BEGIN

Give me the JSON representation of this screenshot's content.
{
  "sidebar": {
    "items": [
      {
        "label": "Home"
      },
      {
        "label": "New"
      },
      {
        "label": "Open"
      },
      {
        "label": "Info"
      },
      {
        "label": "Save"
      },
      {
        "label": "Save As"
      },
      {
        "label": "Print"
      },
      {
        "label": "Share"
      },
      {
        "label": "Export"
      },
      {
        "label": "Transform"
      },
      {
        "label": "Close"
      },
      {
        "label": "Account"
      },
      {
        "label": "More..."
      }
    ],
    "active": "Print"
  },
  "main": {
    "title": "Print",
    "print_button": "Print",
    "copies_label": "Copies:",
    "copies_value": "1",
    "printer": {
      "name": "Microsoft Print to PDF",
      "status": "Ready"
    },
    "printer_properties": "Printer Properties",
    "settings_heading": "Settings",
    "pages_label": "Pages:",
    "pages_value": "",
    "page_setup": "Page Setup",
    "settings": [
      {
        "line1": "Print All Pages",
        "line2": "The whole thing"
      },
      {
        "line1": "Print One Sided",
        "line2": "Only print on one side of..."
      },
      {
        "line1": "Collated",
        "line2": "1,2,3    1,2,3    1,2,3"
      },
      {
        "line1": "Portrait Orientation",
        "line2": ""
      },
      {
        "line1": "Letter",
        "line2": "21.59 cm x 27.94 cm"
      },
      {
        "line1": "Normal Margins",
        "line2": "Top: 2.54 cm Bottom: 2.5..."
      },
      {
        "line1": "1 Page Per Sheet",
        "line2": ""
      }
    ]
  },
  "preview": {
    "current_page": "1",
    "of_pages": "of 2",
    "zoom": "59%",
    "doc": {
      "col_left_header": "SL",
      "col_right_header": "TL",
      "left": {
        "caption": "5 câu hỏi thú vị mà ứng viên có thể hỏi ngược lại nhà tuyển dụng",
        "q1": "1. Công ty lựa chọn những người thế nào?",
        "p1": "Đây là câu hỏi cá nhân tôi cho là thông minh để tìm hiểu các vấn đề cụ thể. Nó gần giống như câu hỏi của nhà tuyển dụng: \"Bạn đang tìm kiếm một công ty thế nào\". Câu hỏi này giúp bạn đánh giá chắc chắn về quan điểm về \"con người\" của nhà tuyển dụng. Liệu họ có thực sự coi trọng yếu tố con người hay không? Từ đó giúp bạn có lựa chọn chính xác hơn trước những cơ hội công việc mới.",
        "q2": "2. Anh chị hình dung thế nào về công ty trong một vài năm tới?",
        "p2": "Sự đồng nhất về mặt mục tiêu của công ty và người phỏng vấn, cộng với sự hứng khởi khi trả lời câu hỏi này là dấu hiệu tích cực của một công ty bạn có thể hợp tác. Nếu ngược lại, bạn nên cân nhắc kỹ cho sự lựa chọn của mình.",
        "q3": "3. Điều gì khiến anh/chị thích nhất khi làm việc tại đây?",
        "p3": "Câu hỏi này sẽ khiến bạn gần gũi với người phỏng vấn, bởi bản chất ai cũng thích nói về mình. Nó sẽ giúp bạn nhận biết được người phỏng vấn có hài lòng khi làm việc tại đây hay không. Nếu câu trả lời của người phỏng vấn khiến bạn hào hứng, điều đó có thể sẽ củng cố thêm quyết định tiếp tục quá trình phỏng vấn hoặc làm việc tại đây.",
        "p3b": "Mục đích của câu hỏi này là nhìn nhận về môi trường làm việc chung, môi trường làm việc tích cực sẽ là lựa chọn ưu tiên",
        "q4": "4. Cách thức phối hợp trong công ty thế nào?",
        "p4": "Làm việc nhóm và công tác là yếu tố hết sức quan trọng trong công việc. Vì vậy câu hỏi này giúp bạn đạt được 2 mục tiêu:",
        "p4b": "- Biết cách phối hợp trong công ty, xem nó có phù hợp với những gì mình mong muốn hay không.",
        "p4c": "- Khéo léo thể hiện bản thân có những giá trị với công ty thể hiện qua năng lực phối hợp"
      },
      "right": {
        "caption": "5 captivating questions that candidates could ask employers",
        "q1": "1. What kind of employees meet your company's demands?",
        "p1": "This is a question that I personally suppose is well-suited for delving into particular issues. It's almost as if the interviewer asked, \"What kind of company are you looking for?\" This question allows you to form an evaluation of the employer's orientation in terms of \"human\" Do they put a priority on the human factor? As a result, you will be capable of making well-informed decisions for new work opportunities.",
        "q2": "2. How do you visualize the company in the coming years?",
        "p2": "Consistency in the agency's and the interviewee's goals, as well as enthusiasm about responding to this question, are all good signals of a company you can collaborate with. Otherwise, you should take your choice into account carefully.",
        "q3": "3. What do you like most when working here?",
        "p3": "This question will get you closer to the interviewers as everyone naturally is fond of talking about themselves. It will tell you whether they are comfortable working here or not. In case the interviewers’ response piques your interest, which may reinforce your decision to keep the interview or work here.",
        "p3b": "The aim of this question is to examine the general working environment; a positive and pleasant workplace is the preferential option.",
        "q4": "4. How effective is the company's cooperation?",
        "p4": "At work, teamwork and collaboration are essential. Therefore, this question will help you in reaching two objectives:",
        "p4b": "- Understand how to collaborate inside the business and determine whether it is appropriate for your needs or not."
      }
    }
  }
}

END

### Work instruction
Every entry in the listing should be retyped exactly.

### Task answer
Give me the JSON representation of this screenshot's content.
{
  "sidebar": {
    "items": [
      {
        "label": "Home"
      },
      {
        "label": "New"
      },
      {
        "label": "Open"
      },
      {
        "label": "Info"
      },
      {
        "label": "Save"
      },
      {
        "label": "Save As"
      },
      {
        "label": "Print"
      },
      {
        "label": "Share"
      },
      {
        "label": "Export"
      },
      {
        "label": "Transform"
      },
      {
        "label": "Close"
      },
      {
        "label": "Account"
      },
      {
        "label": "More..."
      }
    ],
    "active": "Print"
  },
  "main": {
    "title": "Print",
    "print_button": "Print",
    "copies_label": "Copies:",
    "copies_value": "1",
    "printer": {
      "name": "Microsoft Print to PDF",
      "status": "Ready"
    },
    "printer_properties": "Printer Properties",
    "settings_heading": "Settings",
    "pages_label": "Pages:",
    "pages_value": "",
    "page_setup": "Page Setup",
    "settings": [
      {
        "line1": "Print All Pages",
        "line2": "The whole thing"
      },
      {
        "line1": "Print One Sided",
        "line2": "Only print on one side of..."
      },
      {
        "line1": "Collated",
        "line2": "1,2,3    1,2,3    1,2,3"
      },
      {
        "line1": "Portrait Orientation",
        "line2": ""
      },
      {
        "line1": "Letter",
        "line2": "21.59 cm x 27.94 cm"
      },
      {
        "line1": "Normal Margins",
        "line2": "Top: 2.54 cm Bottom: 2.5..."
      },
      {
        "line1": "1 Page Per Sheet",
        "line2": ""
      }
    ]
  },
  "preview": {
    "current_page": "1",
    "of_pages": "of 2",
    "zoom": "59%",
    "doc": {
      "col_left_header": "SL",
      "col_right_header": "TL",
      "left": {
        "caption": "5 câu hỏi thú vị mà ứng viên có thể hỏi ngược lại nhà tuyển dụng",
        "q1": "1. Công ty lựa chọn những người thế nào?",
        "p1": "Đây là câu hỏi cá nhân tôi cho là thông minh để tìm hiểu các vấn đề cụ thể. Nó gần giống như câu hỏi của nhà tuyển dụng: \"Bạn đang tìm kiếm một công ty thế nào\". Câu hỏi này giúp bạn đánh giá chắc chắn về quan điểm về \"con người\" của nhà tuyển dụng. Liệu họ có thực sự coi trọng yếu tố con người hay không? Từ đó giúp bạn có lựa chọn chính xác hơn trước những cơ hội công việc mới.",
        "q2": "2. Anh chị hình dung thế nào về công ty trong một vài năm tới?",
        "p2": "Sự đồng nhất về mặt mục tiêu của công ty và người phỏng vấn, cộng với sự hứng khởi khi trả lời câu hỏi này là dấu hiệu tích cực của một công ty bạn có thể hợp tác. Nếu ngược lại, bạn nên cân nhắc kỹ cho sự lựa chọn của mình.",
        "q3": "3. Điều gì khiến anh/chị thích nhất khi làm việc tại đây?",
        "p3": "Câu hỏi này sẽ khiến bạn gần gũi với người phỏng vấn, bởi bản chất ai cũng thích nói về mình. Nó sẽ giúp bạn nhận biết được người phỏng vấn có hài lòng khi làm việc tại đây hay không. Nếu câu trả lời của người phỏng vấn khiến bạn hào hứng, điều đó có thể sẽ củng cố thêm quyết định tiếp tục quá trình phỏng vấn hoặc làm việc tại đây.",
        "p3b": "Mục đích của câu hỏi này là nhìn nhận về môi trường làm việc chung, môi trường làm việc tích cực sẽ là lựa chọn ưu tiên",
        "q4": "4. Cách thức phối hợp trong công ty thế nào?",
        "p4": "Làm việc nhóm và công tác là yếu tố hết sức quan trọng trong công việc. Vì vậy câu hỏi này giúp bạn đạt được 2 mục tiêu:",
        "p4b": "- Biết cách phối hợp trong công ty, xem nó có phù hợp với những gì mình mong muốn hay không.",
        "p4c": "- Khéo léo thể hiện bản thân có những giá trị với công ty thể hiện qua năng lực phối hợp"
      },
      "right": {
        "caption": "5 captivating questions that candidates could ask employers",
        "q1": "1. What kind of employees meet your company's demands?",
        "p1": "This is a question that I personally suppose is well-suited for delving into particular issues. It's almost as if the interviewer asked, \"What kind of company are you looking for?\" This question allows you to form an evaluation of the employer's orientation in terms of \"human\" Do they put a priority on the human factor? As a result, you will be capable of making well-informed decisions for new work opportunities.",
        "q2": "2. How do you visualize the company in the coming years?",
        "p2": "Consistency in the agency's and the interviewee's goals, as well as enthusiasm about responding to this question, are all good signals of a company you can collaborate with. Otherwise, you should take your choice into account carefully.",
        "q3": "3. What do you like most when working here?",
        "p3": "This question will get you closer to the interviewers as everyone naturally is fond of talking about themselves. It will tell you whether they are comfortable working here or not. In case the interviewers’ response piques your interest, which may reinforce your decision to keep the interview or work here.",
        "p3b": "The aim of this question is to examine the general working environment; a positive and pleasant workplace is the preferential option.",
        "q4": "4. How effective is the company's cooperation?",
        "p4": "At work, teamwork and collaboration are essential. Therefore, this question will help you in reaching two objectives:",
        "p4b": "- Understand how to collaborate inside the business and determine whether it is appropriate for your needs or not."
      }
    }
  }
}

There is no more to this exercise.